Your task:
Return every record below exactly as written.

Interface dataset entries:

————

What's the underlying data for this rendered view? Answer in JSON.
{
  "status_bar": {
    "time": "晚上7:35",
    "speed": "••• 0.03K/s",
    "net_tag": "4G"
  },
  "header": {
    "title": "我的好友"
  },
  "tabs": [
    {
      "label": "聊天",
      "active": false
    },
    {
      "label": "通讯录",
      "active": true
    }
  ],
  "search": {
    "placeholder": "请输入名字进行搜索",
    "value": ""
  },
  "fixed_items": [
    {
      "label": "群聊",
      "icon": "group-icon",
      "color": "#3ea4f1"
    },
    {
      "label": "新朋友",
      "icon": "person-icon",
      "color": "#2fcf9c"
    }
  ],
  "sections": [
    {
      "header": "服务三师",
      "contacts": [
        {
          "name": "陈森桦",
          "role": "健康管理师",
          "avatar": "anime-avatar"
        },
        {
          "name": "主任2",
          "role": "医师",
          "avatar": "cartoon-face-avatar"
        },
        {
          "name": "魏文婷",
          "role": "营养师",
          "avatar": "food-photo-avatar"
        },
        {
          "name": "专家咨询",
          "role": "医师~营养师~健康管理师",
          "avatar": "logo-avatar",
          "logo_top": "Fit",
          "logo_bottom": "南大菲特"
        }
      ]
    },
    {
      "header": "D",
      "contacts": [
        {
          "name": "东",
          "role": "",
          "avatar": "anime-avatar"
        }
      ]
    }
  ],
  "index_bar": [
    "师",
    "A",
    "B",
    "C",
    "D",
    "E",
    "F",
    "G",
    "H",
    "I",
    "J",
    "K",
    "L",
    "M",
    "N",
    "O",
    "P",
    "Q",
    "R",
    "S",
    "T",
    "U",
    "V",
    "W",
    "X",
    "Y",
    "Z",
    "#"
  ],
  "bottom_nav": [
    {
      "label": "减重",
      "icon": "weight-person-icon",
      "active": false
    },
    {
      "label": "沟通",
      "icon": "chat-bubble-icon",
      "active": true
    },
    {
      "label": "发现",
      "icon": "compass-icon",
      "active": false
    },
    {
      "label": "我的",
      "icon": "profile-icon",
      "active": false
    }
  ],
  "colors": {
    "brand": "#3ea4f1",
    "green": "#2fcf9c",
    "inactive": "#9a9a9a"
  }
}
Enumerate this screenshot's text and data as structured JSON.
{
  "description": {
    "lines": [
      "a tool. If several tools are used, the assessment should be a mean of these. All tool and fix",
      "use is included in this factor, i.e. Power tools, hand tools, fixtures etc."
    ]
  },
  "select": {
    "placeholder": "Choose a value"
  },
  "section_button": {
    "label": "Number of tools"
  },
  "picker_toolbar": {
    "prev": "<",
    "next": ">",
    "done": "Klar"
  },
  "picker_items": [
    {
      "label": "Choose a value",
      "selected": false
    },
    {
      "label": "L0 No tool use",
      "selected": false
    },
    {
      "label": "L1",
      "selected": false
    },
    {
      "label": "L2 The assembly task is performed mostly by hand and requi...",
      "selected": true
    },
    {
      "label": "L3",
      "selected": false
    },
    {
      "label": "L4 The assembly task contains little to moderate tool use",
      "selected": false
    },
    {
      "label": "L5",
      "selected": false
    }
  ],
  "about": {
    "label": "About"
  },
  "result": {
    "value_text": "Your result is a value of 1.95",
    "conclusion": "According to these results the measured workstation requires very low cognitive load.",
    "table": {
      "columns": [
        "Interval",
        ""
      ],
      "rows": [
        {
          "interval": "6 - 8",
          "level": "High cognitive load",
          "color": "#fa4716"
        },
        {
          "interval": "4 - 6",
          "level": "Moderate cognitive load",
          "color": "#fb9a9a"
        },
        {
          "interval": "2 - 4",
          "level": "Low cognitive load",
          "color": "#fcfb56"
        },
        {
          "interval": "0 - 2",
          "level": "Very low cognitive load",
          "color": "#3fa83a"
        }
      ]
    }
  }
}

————

Finished exercise:
What's the underlying data for this rendered view? Answer in JSON.
{
  "status_bar": {
    "time": "晚上7:35",
    "speed": "••• 0.03K/s",
    "net_tag": "4G"
  },
  "header": {
    "title": "我的好友"
  },
  "tabs": [
    {
      "label": "聊天",
      "active": false
    },
    {
      "label": "通讯录",
      "active": true
    }
  ],
  "search": {
    "placeholder": "请输入名字进行搜索",
    "value": ""
  },
  "fixed_items": [
    {
      "label": "群聊",
      "icon": "group-icon",
      "color": "#3ea4f1"
    },
    {
      "label": "新朋友",
      "icon": "person-icon",
      "color": "#2fcf9c"
    }
  ],
  "sections": [
    {
      "header": "服务三师",
      "contacts": [
        {
          "name": "陈森桦",
          "role": "健康管理师",
          "avatar": "anime-avatar"
        },
        {
          "name": "主任2",
          "role": "医师",
          "avatar": "cartoon-face-avatar"
        },
        {
          "name": "魏文婷",
          "role": "营养师",
          "avatar": "food-photo-avatar"
        },
        {
          "name": "专家咨询",
          "role": "医师~营养师~健康管理师",
          "avatar": "logo-avatar",
          "logo_top": "Fit",
          "logo_bottom": "南大菲特"
        }
      ]
    },
    {
      "header": "D",
      "contacts": [
        {
          "name": "东",
          "role": "",
          "avatar": "anime-avatar"
        }
      ]
    }
  ],
  "index_bar": [
    "师",
    "A",
    "B",
    "C",
    "D",
    "E",
    "F",
    "G",
    "H",
    "I",
    "J",
    "K",
    "L",
    "M",
    "N",
    "O",
    "P",
    "Q",
    "R",
    "S",
    "T",
    "U",
    "V",
    "W",
    "X",
    "Y",
    "Z",
    "#"
  ],
  "bottom_nav": [
    {
      "label": "减重",
      "icon": "weight-person-icon",
      "active": false
    },
    {
      "label": "沟通",
      "icon": "chat-bubble-icon",
      "active": true
    },
    {
      "label": "发现",
      "icon": "compass-icon",
      "active": false
    },
    {
      "label": "我的",
      "icon": "profile-icon",
      "active": false
    }
  ],
  "colors": {
    "brand": "#3ea4f1",
    "green": "#2fcf9c",
    "inactive": "#9a9a9a"
  }
}
Enumerate this screenshot's text and data as structured JSON.
{
  "description": {
    "lines": [
      "a tool. If several tools are used, the assessment should be a mean of these. All tool and fix",
      "use is included in this factor, i.e. Power tools, hand tools, fixtures etc."
    ]
  },
  "select": {
    "placeholder": "Choose a value"
  },
  "section_button": {
    "label": "Number of tools"
  },
  "picker_toolbar": {
    "prev": "<",
    "next": ">",
    "done": "Klar"
  },
  "picker_items": [
    {
      "label": "Choose a value",
      "selected": false
    },
    {
      "label": "L0 No tool use",
      "selected": false
    },
    {
      "label": "L1",
      "selected": false
    },
    {
      "label": "L2 The assembly task is performed mostly by hand and requi...",
      "selected": true
    },
    {
      "label": "L3",
      "selected": false
    },
    {
      "label": "L4 The assembly task contains little to moderate tool use",
      "selected": false
    },
    {
      "label": "L5",
      "selected": false
    }
  ],
  "about": {
    "label": "About"
  },
  "result": {
    "value_text": "Your result is a value of 1.95",
    "conclusion": "According to these results the measured workstation requires very low cognitive load.",
    "table": {
      "columns": [
        "Interval",
        ""
      ],
      "rows": [
        {
          "interval": "6 - 8",
          "level": "High cognitive load",
          "color": "#fa4716"
        },
        {
          "interval": "4 - 6",
          "level": "Moderate cognitive load",
          "color": "#fb9a9a"
        },
        {
          "interval": "2 - 4",
          "level": "Low cognitive load",
          "color": "#fcfb56"
        },
        {
          "interval": "0 - 2",
          "level": "Very low cognitive load",
          "color": "#3fa83a"
        }
      ]
    }
  }
}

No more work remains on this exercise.